*Information*.
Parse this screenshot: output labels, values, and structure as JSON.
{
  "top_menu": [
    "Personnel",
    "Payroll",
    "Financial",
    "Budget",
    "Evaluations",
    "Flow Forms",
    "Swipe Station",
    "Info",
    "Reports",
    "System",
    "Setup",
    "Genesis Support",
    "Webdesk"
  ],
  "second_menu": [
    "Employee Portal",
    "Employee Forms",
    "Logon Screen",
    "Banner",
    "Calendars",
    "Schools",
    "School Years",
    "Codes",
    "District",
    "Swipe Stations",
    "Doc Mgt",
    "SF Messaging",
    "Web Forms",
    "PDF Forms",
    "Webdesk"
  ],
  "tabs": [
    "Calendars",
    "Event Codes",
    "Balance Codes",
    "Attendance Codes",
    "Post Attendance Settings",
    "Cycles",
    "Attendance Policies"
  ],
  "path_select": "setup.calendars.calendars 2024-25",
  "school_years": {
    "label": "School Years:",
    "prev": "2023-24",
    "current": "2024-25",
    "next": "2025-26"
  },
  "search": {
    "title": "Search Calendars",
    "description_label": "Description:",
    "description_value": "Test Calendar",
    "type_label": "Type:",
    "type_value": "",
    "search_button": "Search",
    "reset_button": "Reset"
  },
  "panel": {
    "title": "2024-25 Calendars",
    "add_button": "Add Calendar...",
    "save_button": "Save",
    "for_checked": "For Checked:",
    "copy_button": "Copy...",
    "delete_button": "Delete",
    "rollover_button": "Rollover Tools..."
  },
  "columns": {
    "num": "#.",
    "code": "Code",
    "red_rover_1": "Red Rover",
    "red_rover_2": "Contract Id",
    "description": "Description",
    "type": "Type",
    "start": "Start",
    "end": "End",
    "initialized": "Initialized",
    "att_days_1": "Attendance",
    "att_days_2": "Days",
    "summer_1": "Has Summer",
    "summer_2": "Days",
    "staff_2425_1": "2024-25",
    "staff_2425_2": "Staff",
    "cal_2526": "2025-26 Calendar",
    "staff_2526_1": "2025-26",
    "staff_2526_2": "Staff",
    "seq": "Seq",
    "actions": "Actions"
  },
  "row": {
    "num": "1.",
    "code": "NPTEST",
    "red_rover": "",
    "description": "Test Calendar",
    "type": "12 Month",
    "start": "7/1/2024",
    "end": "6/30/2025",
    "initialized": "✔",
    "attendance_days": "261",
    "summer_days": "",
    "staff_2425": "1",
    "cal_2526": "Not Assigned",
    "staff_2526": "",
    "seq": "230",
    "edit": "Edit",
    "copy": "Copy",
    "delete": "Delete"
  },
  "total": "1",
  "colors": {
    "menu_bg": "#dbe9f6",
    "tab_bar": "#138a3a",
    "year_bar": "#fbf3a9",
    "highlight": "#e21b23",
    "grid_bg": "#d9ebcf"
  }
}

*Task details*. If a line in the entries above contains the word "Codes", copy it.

*Answer to this problem*.
    "Codes",
    "Event Codes",
    "Balance Codes",
    "Attendance Codes",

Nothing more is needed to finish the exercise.